Tuesday’s AMPTP statement followed a meeting earlier in the day between WGA executives and several top executives, including Warner Bros. Discovery CEO David Zaslav, Netflix co-CEO Ted Sarandos, and Walt Disney CEO Bob Iger Co., and Donna Langley, chairwoman of Universal Filmed Entertainment Group, according to a person familiar with the meeting, who was not authorized to comment.
In its statement, the AMPTP said it was offering the WGA its biggest pay rise in 35 years, with pay increases of 5% in the first year of the proposed contract, followed by increases of 4% and 3.5% in subsequent years.
The WGA had targeted a 6% increase in the minimum and balance amounts in the first year, followed by a 5% increase in the second and third years.
A key sticking point in the negotiations was the WGA’s requirement to impose a minimum staffing requirement in writers’ rooms, which have shrunk in size during the streaming era.
To address the issue, the AMPTP said it would allow the showrunner of high-budget streaming and pay-TV series to hire at least two mid-market writers for at least a 20-week stint on the production. In addition, it was suggested that authors should be guaranteed at least ten weeks’ employment in development rooms.
Screenwriters have expressed concern that the rapid acceleration of streaming has shortened television seasons, making it harder for writers to make a living.
The studios said they had offered a new compensation structure for development rooms, as well as “truthful protections” for authors surrounding the use of generative artificial intelligence, including guarantees that written material produced by GAI would not be considered literary material.
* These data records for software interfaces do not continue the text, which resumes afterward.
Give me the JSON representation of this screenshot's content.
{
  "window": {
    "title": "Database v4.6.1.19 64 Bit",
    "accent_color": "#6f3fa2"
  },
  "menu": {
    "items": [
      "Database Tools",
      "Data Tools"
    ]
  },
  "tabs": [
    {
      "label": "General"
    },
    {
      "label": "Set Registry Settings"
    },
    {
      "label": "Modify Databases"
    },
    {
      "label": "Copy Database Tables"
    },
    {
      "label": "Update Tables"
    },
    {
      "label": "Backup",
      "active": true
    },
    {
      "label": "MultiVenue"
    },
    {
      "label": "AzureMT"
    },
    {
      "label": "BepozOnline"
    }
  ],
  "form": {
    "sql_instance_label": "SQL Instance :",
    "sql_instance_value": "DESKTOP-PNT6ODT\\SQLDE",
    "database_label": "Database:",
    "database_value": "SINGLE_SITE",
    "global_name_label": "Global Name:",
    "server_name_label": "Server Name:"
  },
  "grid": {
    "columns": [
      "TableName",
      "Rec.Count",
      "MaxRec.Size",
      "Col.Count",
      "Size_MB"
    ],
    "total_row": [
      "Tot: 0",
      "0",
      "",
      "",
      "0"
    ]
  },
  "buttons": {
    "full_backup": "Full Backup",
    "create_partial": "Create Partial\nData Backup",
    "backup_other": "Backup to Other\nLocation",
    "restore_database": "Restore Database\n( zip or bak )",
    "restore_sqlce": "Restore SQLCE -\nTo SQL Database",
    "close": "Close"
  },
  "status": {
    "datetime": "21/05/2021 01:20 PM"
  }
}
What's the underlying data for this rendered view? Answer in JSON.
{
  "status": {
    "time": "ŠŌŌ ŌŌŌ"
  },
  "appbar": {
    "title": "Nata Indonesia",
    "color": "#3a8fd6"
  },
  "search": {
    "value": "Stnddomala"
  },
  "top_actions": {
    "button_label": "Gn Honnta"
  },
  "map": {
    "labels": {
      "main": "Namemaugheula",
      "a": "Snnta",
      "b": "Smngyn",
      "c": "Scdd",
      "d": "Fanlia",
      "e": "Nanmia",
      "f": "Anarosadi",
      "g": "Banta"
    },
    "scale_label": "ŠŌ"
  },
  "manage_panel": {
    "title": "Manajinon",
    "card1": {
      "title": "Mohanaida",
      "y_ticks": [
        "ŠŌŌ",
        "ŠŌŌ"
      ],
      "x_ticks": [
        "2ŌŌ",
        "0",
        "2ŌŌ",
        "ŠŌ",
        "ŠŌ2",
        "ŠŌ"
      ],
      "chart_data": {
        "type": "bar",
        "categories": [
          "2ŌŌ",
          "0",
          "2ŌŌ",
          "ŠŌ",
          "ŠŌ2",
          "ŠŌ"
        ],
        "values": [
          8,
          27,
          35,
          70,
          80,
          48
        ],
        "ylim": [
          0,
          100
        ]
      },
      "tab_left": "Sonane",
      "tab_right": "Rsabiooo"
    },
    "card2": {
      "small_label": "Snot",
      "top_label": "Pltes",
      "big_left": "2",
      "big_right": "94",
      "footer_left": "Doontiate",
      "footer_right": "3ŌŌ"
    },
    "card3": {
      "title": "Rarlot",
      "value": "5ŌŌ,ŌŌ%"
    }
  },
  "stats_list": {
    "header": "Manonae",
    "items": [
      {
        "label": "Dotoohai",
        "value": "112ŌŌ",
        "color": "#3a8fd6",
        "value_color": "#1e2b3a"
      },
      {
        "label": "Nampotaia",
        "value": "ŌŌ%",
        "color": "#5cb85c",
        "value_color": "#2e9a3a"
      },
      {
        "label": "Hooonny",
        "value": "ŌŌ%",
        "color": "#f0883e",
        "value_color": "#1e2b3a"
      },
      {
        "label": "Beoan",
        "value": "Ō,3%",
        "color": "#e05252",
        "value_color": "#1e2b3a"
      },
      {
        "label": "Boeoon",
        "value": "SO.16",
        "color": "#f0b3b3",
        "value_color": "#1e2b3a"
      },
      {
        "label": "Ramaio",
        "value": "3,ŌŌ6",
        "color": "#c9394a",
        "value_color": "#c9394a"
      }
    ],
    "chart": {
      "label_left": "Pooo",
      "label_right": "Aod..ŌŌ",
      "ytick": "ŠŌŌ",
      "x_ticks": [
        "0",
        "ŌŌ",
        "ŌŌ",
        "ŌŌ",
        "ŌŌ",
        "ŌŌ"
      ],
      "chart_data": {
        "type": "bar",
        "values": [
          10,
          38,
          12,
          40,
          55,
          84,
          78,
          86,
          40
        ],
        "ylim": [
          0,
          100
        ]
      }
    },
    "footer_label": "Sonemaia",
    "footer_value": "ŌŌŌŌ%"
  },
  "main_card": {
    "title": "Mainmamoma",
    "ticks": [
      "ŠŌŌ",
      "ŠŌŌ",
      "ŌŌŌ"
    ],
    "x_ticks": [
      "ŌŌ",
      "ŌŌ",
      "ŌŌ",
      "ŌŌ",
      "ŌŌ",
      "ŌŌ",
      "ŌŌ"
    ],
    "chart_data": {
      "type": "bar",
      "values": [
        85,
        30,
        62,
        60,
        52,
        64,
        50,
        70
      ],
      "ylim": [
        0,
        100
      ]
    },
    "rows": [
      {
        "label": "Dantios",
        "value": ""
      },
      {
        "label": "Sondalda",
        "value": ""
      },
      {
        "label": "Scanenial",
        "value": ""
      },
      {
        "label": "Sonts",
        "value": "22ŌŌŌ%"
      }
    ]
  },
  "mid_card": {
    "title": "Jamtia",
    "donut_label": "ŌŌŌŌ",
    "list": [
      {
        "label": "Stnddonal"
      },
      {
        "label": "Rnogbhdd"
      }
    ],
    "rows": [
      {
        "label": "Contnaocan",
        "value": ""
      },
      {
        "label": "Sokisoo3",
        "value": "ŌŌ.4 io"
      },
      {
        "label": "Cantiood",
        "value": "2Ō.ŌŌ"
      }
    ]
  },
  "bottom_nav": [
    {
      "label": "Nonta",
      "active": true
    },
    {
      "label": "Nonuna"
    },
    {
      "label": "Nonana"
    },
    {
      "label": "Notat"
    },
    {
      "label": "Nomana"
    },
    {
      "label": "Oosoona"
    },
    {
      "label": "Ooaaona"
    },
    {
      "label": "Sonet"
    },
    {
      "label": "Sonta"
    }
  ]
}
The AMPTP said its offer would increase residual amounts for high-budget streaming shows (from $72,067 to $87,546 per episode for three years of exhibition).
And to provide more transparency into how well shows are doing – another important concern for the authors – the WGA would receive quarterly reports that would include viewing hours per title.
“Our priority is to end the strike so that valued members of the creative community can get back to what they do best and end the hardships that so many people and businesses serving the industry are suffering,” Carol said Lombardini, President of the AMPTP.
The WGA did not immediately respond to a request for comment, but some WGA members expressed irritation that the AMPTP had gone public with its offer.
“Wait for the WGA responses that contextualize what the current AMPTP offerings offer and then what takes away.” David Simon, member of the negotiation committee, wrote on X (formerly known as Twitter).
“We don’t lick as a tactic; They do it when we read the fine print and refuse to immediately act on their suggestions.”
On Tuesday, more than 3,000 union members attended a rally outside the Walt Disney Co. Burbank office to express solidarity with the striking film and television actors and writers.